The Hancock-Henderson Quill, Inc.
Years ago when Margie Barber and I were discussing early history of this township, she gave me this history of the area-commemoration of the town of Media's 125th birthday, these articles written by Faree Mathers are being shared.--Virginia Ross
In the summer of 1889 Mr. Nathan Wever built the Wever Academy in the oats field of E.S.Mathers. Mr. Mathers had rented this land from Mr. Wever for the summer. The first professor of the Academy was Given Thompson. This building was destroyed by fire on March 26, 1929. Jasper Shoemaker and I (Faree Mathers) were teaching at the Grade School. About 11 o'clock we were told the Academy was on fire. We let the children go up to the corner and watch the fire. We saw books, papers, and magazines being thrown from the upstairs windows. They covered the yard. The building burned to the ground. Mrs. Mildred Beall rescued the picture of Nathan Wever which hung near the office door and it now hangs in the new school building.
A new building was erected the following year, 1930 known as the Media-Wever Community High School. The Ag Room was built on the east side of the building in 1941 and a new gymnasium and several class rooms were added in 1958. The Academy faced the south, but the new high school was built to face the north.
The First Grade school building was a frame one built in 1892 on the land belonging to Nathan Wever for $2,500; this was the price of the land and the building. It was a frame building having one class room and hall. It was located in the west part of town. Soon the classroom became too crowded and the building was sold and moved up town. It is still standing and is now a grocery store and post office. In this building the following persons taught: Mary Morgan, Blanche Pogue, William Campbell, Mae Hunter and Minnie Stanley.
In 1898 a two story brick building was erected south of where the old building stood. The bricks were made in the brickyard which was located south of the Wever Lakes. Anna Hillier was the first Upper Grade Teacher and Mrs. Bowersmith, the Art Teacher, Kathryn C. Ray was the Primary Teacher. Mr. Gaston taught Penmanship in both rooms.
There were many big boys in school. One day when Mr. Gaston finished with the writing lesson, he went to get his hat. It was a stiff derby. He couldn't find it. The boys had mashed in the top and threw it in the closet under the stairs. When he tried to straighten it out, the top came out. This joke wasn't funny very long for the boys.

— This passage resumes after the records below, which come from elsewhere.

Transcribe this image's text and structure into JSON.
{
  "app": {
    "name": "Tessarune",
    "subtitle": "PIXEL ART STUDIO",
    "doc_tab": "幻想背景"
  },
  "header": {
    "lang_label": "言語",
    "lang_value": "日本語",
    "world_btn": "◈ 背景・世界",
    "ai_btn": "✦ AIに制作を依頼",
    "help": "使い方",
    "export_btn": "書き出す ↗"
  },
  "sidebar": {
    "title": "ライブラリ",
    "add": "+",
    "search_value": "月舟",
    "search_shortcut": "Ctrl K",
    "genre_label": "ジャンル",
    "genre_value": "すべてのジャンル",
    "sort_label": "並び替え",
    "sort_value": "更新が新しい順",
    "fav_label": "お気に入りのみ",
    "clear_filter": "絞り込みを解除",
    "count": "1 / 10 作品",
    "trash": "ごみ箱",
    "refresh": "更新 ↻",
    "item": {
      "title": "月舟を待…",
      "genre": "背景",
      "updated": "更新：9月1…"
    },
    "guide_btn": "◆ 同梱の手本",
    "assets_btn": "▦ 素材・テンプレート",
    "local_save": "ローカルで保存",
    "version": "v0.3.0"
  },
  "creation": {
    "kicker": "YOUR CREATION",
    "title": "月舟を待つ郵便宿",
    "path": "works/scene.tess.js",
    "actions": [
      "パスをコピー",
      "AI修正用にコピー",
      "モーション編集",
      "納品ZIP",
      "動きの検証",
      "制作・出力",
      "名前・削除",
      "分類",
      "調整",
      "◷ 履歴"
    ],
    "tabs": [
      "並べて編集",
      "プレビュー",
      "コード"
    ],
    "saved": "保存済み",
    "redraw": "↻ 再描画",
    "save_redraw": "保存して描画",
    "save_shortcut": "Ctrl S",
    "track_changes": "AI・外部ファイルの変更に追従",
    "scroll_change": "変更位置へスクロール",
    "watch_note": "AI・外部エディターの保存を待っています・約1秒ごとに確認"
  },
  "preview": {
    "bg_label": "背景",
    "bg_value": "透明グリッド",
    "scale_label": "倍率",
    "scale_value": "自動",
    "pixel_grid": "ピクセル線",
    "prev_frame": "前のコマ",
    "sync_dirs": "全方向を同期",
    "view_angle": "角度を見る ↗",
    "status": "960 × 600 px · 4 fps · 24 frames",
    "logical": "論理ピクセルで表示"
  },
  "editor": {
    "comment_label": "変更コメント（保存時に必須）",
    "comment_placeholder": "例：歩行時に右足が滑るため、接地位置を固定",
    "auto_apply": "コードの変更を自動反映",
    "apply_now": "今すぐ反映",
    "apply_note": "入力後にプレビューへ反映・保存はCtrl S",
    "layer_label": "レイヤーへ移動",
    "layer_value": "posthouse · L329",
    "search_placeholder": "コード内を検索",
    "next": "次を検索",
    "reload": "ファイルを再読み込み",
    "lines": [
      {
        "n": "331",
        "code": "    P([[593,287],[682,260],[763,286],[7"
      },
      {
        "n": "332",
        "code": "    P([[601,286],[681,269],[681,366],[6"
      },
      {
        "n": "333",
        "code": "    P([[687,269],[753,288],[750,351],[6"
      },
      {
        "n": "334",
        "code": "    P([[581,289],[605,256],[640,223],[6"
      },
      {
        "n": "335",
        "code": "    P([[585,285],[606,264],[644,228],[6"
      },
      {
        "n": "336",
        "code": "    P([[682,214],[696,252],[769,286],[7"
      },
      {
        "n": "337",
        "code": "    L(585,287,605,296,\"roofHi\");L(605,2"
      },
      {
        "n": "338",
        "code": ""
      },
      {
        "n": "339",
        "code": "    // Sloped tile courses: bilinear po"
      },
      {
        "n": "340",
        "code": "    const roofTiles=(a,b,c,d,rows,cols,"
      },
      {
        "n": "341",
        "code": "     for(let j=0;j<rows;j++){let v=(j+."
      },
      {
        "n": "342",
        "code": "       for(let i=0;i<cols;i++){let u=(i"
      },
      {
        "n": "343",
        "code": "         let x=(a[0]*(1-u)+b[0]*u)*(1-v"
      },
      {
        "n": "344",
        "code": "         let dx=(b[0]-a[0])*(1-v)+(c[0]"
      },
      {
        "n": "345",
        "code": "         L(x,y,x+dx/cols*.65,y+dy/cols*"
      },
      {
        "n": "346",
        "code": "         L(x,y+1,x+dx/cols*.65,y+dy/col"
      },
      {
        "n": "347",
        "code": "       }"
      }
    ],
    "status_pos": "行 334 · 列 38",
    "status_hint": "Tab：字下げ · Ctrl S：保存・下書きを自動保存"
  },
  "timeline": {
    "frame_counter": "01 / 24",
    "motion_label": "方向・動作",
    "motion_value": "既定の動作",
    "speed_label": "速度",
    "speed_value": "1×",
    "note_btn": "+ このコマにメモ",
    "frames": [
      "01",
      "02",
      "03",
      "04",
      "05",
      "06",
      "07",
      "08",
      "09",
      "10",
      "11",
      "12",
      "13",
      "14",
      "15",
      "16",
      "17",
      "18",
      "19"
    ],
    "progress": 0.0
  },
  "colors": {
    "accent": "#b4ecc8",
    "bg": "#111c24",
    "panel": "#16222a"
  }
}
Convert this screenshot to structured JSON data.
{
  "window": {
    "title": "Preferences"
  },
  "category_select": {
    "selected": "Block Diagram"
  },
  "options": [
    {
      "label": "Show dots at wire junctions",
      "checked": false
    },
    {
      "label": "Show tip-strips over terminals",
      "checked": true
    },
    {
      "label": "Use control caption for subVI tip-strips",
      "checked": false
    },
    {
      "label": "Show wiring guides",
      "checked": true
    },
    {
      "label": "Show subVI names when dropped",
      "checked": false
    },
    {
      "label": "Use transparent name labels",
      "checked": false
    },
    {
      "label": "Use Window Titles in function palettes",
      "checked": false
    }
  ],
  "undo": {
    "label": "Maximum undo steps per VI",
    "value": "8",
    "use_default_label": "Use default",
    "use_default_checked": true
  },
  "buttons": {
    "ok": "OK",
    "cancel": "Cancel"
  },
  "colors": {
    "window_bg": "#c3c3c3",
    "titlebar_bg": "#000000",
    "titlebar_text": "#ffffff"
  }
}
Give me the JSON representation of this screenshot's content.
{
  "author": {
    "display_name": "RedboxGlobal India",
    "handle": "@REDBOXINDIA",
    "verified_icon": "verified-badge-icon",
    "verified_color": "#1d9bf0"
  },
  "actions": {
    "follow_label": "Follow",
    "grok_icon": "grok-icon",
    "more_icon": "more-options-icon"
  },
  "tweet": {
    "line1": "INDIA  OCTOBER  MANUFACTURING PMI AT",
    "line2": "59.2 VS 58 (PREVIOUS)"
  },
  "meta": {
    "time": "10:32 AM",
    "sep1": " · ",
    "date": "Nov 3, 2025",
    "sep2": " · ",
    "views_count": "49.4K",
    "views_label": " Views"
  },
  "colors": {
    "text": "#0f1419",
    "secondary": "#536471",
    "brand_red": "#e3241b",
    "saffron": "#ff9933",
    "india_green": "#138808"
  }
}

The next teachers were A.C.Keener, later Superintendent, and Myrtle Mathers. For several years Maude Alma Main of Galesburg taught music in both the Grade and High School.
In the summer of 1904 a bad wind storm blew in the north end of the building. When it was repaired, two long rods were placed through the building for support. In 1914 this building was declared unsafe by the State and torn down. Immediately, a second brick building was erected, this one being a modern building. It has four large classrooms, a basement, a large gymnasium which was added in 1958. The first schools were called Media Public School; the last one called Media Grade School.
Our County Superintendents from 1898-1964 are as follows: S.E.Mace, A.C.Keener, Della Yeomans, A.L.Beall, (Mrs. A.L. Beall was appointed on the death of her husband), Chris S. Apt, Leman Dennison and Carl Shelton.
One of the things our new school houses do not have today is the large bell that always hung in the belfry and was rung at stated times during the day. Lots of folks depended on it for the time of day. Slates and Slate pencils are no longer used in the school room. They were cleaned with a wet rang but there were always some who would spit on their slates and wipe them with their sleeves or aprons.